182 Posts

Specializes in MedSurg, Clinic, ER. Has 7 years experience.

It depends entirely on the school you intend to study at. Most LPN/LVN programs I've heard of are 12-18 months and involve simultaneous classroom/lab and clinical study.

Transition programs to RN-ADN are generally 2 or 3 semesters (approximately 12 months) after graduation and licensure as an LVN.

Depending on the school, both programs may have pre-requisites and waiting lists to deal with that may make the process take longer than that.

Direct-entry ADN programs generally have longer waiting lists, but not always. Pre-requisite classes may or may not be required.

Transition to RN-BSN or Direct-entry BSN programs are usually 2-4 years (depending on the program) on top of ADN completion and licensure.

There is no real quick fix... if you need to work in school, I recommend working in a health care related field simply for the familiarity and comfort with patient care that will develop over time. CNA or EKG tech would be a good start... but I can't imagine the pay will be that much different between the two. CNA might offer more choices in employment depending on your region.

Hope this helps.


634 Posts

Specializes in ICU. Has 1 years experience.

Honestly, when I got promoted from CNA to EKG tech, I got a $.50 an hour raise. That's it. I was still making under $10.00/hour (in Oklahoma). And there are only 3 EKG techs (and 4 monitor techs) in my whole hospital, as opposed to about 100 CNAs - so not a lot of job opportunities for EKG. There hasn't been an opening in EKG at my facility since the one I filled 2 years ago. Make sure there are job opportunities in EKG in your area before investing the time and money in a program - you don't want to get done and then not be able to find a job.

Also - 5 weeks for EKG training seems like overkill to me. Do they also teach you other advanced skills like blood draws and foleys? If not, you might want to look at some other options...something to make you more marketable.


270 Posts

Specializes in LTC, AL, Corrections, Home health. Has 3 years experience.

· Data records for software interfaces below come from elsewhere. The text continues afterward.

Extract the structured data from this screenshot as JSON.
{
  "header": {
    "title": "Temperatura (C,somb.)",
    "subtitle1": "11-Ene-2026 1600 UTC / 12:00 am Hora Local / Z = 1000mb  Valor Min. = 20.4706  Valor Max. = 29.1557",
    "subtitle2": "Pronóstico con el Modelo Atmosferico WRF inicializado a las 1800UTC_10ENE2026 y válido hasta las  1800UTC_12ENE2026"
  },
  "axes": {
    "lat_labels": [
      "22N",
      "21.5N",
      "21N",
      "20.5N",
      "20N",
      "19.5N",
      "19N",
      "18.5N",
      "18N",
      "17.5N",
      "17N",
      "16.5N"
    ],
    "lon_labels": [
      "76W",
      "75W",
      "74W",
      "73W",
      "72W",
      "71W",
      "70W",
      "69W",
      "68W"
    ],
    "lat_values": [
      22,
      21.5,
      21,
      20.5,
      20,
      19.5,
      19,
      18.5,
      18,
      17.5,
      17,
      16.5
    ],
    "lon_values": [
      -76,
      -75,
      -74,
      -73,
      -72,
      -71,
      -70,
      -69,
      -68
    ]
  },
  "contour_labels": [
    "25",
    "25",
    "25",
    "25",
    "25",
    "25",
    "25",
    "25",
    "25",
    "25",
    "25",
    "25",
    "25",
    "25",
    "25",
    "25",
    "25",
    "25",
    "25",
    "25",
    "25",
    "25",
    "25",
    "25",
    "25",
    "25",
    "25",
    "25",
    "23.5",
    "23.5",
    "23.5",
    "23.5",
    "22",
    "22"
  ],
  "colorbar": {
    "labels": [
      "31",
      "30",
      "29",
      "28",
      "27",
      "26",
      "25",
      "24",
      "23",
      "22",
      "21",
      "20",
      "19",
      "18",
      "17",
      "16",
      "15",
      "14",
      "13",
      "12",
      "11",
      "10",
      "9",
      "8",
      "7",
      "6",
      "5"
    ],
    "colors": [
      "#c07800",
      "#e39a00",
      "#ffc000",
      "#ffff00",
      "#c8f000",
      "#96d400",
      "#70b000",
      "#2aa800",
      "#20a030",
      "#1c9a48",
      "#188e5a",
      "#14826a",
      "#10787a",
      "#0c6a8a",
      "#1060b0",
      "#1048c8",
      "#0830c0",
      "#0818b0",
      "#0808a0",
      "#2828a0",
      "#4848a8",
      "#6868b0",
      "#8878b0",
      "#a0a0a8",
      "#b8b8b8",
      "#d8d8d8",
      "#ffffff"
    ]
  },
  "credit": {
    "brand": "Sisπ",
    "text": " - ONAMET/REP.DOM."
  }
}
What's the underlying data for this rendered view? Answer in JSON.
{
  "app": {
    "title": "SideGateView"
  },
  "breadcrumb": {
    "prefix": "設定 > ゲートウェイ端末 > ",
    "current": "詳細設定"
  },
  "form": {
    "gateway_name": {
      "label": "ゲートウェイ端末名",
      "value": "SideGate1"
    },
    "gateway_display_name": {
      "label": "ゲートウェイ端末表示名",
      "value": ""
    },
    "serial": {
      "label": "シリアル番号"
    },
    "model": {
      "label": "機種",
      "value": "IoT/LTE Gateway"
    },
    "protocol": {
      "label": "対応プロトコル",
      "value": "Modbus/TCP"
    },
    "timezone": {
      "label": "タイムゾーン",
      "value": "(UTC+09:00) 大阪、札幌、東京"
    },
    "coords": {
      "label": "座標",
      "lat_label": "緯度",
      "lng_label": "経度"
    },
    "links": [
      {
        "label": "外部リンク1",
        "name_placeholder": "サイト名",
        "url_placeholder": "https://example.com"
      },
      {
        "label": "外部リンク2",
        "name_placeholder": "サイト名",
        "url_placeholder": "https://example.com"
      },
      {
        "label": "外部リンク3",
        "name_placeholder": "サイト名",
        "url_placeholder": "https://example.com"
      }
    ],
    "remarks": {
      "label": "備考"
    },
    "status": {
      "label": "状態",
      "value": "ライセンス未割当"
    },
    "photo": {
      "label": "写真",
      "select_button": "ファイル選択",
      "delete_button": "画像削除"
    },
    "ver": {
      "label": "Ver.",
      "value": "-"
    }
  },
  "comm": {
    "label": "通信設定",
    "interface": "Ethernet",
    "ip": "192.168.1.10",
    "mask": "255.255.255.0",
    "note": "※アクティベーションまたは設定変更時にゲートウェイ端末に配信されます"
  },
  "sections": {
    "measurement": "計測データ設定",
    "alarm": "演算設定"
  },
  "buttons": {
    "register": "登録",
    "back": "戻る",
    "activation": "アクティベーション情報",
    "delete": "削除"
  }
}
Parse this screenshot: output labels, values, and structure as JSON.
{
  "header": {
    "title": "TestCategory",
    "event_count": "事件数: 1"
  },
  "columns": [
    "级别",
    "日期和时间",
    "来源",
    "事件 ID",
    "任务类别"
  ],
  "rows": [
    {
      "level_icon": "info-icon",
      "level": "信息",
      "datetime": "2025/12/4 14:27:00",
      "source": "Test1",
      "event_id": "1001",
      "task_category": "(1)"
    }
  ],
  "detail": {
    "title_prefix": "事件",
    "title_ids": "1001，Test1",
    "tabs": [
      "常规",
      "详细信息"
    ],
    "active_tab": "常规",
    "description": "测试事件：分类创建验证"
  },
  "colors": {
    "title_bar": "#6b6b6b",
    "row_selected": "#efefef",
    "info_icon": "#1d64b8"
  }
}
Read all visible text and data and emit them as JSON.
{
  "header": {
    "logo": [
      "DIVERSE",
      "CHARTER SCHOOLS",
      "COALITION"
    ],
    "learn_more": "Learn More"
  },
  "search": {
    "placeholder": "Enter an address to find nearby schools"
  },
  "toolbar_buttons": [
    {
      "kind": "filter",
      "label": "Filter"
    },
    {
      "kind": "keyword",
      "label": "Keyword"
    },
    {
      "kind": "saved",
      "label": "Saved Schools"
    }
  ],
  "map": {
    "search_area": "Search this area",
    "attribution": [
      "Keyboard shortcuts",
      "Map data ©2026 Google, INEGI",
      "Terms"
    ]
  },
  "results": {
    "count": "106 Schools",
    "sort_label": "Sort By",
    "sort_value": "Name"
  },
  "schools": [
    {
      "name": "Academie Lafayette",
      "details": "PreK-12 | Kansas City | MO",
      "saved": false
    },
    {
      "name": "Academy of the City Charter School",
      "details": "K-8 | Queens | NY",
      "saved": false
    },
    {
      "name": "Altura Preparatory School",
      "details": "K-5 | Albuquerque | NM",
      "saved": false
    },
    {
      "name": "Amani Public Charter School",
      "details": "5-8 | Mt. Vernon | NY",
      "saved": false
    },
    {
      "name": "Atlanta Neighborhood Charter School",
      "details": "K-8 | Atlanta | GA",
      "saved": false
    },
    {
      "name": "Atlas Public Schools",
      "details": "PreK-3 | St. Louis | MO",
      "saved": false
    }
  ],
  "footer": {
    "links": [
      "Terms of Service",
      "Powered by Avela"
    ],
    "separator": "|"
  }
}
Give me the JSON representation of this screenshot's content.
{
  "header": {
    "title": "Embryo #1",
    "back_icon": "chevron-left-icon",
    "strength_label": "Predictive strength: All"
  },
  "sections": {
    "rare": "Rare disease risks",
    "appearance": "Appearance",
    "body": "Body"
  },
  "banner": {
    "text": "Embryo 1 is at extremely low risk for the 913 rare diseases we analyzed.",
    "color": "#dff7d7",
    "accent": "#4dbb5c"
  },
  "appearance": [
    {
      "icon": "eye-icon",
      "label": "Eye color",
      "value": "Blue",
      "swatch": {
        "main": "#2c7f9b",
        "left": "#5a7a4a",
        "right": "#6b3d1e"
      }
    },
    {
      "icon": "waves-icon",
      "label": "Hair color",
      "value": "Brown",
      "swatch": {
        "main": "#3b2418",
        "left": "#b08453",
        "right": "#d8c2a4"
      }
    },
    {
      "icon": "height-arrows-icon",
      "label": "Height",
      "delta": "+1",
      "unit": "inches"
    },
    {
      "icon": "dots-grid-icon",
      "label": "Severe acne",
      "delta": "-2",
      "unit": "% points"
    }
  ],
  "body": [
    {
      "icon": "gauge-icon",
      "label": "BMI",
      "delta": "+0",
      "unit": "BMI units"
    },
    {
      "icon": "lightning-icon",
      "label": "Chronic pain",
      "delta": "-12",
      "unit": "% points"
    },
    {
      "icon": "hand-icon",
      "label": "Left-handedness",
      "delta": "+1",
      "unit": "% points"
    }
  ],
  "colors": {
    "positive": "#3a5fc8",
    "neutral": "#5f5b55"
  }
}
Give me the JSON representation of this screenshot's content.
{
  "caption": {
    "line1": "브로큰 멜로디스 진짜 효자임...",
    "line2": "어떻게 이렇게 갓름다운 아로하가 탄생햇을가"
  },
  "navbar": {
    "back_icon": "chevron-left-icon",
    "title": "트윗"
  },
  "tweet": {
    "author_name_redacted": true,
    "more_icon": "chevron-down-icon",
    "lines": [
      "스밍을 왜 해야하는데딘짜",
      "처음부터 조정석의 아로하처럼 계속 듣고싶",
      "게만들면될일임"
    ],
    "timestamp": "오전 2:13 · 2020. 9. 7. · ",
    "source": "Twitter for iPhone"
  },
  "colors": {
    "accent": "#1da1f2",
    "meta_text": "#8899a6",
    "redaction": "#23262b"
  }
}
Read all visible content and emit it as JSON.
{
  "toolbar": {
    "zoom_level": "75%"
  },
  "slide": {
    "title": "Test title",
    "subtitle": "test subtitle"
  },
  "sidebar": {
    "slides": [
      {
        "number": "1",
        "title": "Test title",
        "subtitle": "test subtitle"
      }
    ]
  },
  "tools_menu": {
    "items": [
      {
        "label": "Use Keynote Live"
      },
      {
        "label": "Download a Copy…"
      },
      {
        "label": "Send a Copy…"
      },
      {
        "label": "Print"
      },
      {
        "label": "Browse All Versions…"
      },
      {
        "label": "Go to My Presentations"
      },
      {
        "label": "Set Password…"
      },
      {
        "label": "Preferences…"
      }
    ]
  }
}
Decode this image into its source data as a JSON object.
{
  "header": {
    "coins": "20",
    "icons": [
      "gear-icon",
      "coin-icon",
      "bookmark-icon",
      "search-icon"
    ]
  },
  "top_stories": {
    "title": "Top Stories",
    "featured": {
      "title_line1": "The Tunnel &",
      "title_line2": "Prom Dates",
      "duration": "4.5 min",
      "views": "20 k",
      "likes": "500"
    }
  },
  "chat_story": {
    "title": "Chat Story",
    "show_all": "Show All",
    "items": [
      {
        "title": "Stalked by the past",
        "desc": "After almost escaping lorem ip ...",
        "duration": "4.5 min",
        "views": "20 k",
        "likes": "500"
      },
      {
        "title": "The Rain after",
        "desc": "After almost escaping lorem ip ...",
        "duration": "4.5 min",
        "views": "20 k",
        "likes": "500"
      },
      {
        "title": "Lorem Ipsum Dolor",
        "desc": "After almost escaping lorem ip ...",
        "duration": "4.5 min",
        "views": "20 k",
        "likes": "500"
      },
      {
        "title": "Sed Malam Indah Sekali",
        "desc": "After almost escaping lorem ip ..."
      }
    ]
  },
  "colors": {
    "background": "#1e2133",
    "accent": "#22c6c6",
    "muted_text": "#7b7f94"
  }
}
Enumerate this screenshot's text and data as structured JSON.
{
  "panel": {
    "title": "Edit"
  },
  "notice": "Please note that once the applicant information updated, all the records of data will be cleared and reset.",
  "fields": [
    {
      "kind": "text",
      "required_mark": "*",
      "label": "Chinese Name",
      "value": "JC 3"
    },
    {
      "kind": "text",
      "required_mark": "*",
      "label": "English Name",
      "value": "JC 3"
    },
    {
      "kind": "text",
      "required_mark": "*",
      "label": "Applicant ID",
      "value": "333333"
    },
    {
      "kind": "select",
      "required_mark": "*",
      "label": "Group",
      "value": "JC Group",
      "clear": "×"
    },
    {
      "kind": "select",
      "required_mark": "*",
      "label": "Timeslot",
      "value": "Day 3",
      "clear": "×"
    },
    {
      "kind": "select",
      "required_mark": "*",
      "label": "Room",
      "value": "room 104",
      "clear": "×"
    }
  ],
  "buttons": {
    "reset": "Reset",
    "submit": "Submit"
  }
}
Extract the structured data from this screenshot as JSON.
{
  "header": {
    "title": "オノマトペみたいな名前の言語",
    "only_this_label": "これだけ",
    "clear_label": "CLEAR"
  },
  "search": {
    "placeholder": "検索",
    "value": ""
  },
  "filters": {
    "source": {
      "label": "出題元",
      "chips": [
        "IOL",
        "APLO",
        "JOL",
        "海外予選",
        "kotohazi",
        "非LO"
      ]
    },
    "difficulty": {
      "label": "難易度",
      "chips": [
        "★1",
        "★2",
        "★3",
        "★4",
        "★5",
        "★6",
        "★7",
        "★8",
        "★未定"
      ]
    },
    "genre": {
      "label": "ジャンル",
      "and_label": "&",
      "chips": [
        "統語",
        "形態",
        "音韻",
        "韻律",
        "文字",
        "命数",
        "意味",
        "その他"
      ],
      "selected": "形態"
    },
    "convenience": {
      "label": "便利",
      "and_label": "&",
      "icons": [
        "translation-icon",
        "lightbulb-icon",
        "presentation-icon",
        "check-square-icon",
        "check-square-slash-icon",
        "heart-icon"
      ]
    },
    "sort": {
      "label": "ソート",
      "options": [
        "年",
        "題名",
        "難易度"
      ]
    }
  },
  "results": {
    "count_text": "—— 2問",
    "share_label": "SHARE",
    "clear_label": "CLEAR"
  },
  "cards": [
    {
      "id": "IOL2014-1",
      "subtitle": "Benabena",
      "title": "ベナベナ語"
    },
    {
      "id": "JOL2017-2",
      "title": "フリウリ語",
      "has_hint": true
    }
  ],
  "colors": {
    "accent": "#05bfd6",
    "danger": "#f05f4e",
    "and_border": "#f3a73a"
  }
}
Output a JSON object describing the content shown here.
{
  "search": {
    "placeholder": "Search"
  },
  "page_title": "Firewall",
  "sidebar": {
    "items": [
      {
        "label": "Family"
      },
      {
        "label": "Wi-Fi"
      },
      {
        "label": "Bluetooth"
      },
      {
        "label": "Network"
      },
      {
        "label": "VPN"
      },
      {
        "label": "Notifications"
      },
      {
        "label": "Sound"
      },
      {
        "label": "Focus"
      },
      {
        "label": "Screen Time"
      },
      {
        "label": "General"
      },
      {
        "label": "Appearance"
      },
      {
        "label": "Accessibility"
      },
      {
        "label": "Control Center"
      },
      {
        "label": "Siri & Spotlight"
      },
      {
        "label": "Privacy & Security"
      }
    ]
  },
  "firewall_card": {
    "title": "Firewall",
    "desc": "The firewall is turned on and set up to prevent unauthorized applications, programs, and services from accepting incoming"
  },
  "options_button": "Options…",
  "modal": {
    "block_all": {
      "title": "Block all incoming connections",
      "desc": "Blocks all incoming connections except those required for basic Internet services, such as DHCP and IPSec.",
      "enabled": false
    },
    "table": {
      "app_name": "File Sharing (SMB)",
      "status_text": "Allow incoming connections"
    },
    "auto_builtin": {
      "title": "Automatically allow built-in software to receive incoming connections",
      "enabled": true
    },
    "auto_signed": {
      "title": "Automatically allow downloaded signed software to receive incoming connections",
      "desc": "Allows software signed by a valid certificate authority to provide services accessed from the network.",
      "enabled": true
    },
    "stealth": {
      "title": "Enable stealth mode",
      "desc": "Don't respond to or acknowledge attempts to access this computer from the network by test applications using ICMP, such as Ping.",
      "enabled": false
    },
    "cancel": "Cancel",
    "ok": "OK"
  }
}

EKG tech jobs tend to be few and far between, so you might want to check out the market in your area. Remember that whether you are doing nursing or anything else, getting the education does not guarentee you a job, not by a long shot. And at least in my area the pay isn't much better than a PCT/CNA. If your ultimate goal is to be an RN, having an ECG tech certification will not decrease the amount of time you have to spend in school. If you do LPN, which takes a minimum of 2 semesters full time (at least nine months) sometimes longer, then going back for your RN, associates degree, can be done in as little as two semesters or a year. So for those anxious to be able to support themselves and pay for the rest of their education that is the best route; it is what I have done myself. The issue is that it may only take a year of full time study to get your LPN, but keep in mind it is very intense, all most all consuming (major sacrifice), plus programs (even LPN) have become incredibly competitive so not everyone gets in the first time they apply; it's a good idea to apply to more than one school. In general LPN programs are less competitive than RN programs, but at the end of the day there is no short cut! The other thing to consider is that nowadays nearly all schools, particularly public schools (which are more likely to be accredited, have better pass rates, and are way cheaper) require that you take a few general education courses (like anatomy& physiology, psychology and/or human development) prior to being eligible for admission into the LPN program, and at least in my state nearly all LPN programs and two year RN program require that you have your CNA, as those are that same skills reviewed in the very begining of nursing school. So I would suggest that you seek guidance from your school couselor as to the best plan of action to help you reach your goals and be a good nursing applicant.